Suspect sought in shooting of Qwest exec
June 16, 2005
Officials believe an undocumented worker is responsible for the shooting death of turkey hunter Jeff Garrett on May 14.The Garfield County Sheriff’s Office is looking for a Mexican national it believes has fled the United States. The suspect had forged immigration documents and was working at the Bear Wallow Ranch near New Castle before he fled, Sheriff Lou Vallario said.”We have recovered the weapon, we have a witness, and we have a suspect,” Vallario said at a news conference Thursday. Vallario declined to give the suspect’s name because the investigation is ongoing.On the day Garrett, a top executive at Qwest, was killed, two ranch hands, both Mexican nationals, apparently were clearing brush when one or both heard Garrett’s turkey calls coming from heavy cover. The sheriff’s office believes the suspect shot Garrett, thinking he was a turkey. The suspect likely discovered he’d shot Garrett and fled that day, Vallario said.Garrett was hunting on Bureau of Land Management land at the time of the shooting but was close to land Bear Wallow leases from the agency. Given the proximity of Bear Wallow, investigators questioned ranch management multiple times about hunting on ranch property and who was working at the time of the shooting. During questioning this week, they were able to identify the witness and suspect.

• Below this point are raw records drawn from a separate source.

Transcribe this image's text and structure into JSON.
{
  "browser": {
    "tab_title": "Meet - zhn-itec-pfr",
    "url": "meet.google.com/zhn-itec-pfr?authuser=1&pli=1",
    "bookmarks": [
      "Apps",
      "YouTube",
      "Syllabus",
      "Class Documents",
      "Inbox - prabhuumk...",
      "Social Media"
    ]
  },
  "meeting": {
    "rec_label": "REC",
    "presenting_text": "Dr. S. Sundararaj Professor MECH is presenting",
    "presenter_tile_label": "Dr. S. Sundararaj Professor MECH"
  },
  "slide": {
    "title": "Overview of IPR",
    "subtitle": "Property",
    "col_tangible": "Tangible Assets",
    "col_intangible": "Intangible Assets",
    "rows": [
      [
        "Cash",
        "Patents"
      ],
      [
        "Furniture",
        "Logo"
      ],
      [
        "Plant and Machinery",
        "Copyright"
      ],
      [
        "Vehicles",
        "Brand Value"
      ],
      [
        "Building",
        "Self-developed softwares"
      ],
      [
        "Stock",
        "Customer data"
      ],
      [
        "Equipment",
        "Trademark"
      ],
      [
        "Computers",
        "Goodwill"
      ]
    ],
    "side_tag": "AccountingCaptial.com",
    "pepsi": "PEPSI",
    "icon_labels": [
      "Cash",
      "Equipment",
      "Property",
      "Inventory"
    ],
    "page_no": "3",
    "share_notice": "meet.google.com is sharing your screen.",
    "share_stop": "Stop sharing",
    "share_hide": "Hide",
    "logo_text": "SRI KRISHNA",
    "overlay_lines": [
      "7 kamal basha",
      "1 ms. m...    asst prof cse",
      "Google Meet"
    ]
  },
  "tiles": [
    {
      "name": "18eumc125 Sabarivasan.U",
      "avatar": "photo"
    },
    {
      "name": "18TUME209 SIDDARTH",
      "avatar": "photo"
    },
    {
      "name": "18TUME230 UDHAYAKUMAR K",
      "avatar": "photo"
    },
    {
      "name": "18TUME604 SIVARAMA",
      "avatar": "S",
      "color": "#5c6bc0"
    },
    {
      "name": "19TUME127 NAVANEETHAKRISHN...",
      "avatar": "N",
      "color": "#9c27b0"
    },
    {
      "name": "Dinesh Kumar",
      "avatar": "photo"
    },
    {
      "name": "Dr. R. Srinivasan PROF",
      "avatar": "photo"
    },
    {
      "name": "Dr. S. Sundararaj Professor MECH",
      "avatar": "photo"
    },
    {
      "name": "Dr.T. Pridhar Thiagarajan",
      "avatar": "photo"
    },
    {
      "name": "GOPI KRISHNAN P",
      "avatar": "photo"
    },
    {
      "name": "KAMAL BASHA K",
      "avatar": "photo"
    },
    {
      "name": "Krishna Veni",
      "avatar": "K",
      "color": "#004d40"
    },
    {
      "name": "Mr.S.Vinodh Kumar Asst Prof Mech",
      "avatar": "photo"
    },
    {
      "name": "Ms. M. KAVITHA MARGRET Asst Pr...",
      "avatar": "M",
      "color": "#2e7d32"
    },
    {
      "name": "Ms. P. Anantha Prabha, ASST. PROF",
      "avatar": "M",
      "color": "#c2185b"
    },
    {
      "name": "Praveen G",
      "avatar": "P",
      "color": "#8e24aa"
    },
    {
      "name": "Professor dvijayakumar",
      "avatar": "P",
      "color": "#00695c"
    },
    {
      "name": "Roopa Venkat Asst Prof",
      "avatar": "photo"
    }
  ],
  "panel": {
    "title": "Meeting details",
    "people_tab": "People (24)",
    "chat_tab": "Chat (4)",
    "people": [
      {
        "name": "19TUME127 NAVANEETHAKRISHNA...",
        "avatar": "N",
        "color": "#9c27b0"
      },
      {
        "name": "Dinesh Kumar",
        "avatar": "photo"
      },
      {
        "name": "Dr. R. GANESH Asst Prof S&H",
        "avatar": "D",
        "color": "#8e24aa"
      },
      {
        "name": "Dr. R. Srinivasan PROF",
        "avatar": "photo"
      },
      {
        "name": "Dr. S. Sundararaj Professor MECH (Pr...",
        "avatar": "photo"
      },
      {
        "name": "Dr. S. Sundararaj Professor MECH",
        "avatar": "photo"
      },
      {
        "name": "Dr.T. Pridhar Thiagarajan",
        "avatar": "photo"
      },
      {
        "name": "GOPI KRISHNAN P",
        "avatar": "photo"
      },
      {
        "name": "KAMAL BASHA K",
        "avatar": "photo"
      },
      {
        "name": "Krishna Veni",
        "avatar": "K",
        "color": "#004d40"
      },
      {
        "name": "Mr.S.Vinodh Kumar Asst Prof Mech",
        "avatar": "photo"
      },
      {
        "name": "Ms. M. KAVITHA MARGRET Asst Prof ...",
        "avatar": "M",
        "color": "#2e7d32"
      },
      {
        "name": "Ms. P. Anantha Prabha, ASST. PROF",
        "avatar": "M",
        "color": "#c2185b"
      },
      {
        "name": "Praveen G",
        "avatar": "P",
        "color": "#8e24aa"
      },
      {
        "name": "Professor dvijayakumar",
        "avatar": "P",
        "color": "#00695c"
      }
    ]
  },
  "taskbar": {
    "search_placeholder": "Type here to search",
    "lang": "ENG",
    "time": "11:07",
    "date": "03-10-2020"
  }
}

Investigators located a .22-caliber rifle the ranch owned, still attached to the all-terrain vehicle the suspect and witness had used May 14. The Colorado Bureau of Investigation confirmed the rifle was the one used in the shooting.The news conference was supposed to have been a plea from Garrett’s family for suspects or witnesses to come forward. In the 48 hours previous, however, the department located the witness, who identified the suspect. Garrett’s wife, Charlotte, attended the news conference, thanking Garfield County officials for their work on the case.”The death of my husband, Jeff Garrett, has been devastating to all of us,” she read from a statement. “Jeff was a thoughtful husband, a proud father, a loving son, a protective brother and, to many people, a funny and caring friend. Yesterday was our 14th wedding anniversary. He was an amazing man, and his spirit will be kept alive in our two children. I want to thank … everyone that helped find Jeff’s body and bring him home to us.”Despite the break in the case, many questions remain: the suspect’s exact location, what charges he might face and in which country he’ll go to trial. Investigators assume the suspect is in Mexico but don’t know precisely where, Vallario said.The suspect likely will face some sort of homicide charge. Negligence, manslaughter and second-degree murder are possible, too, Vallario said.This case has similarities with a Denver case in which authorities sought a Mexican national in connection with the slaying of a Denver police officer and wounding of another before the suspect fled to Mexico. Mexico has said it won’t extradite its citizens if they could face the death penalty here and blocked extradition if suspects face life in prison without the possibility of parole.That sticking point isn’t likely in this case because the suspect will probably not face either of those sentences, Vallario said.Still, “The Mexican government will often charge their citizens in their country,” Vallario said. The chances the suspect will face charges here are 50/50, he said.Under the best circumstances, the sheriff’s office will apprehend the suspect by next week – under the worst, it’ll be three weeks. Vallario didn’t know if Garrett’s life may have been saved if the shooter had gone for help immediately. The witness, who was in the area but was told after the fact about the shooting, probably will not face charges, Vallario said.The shooter might have faced lesser charges if he’d come forward right away, he said.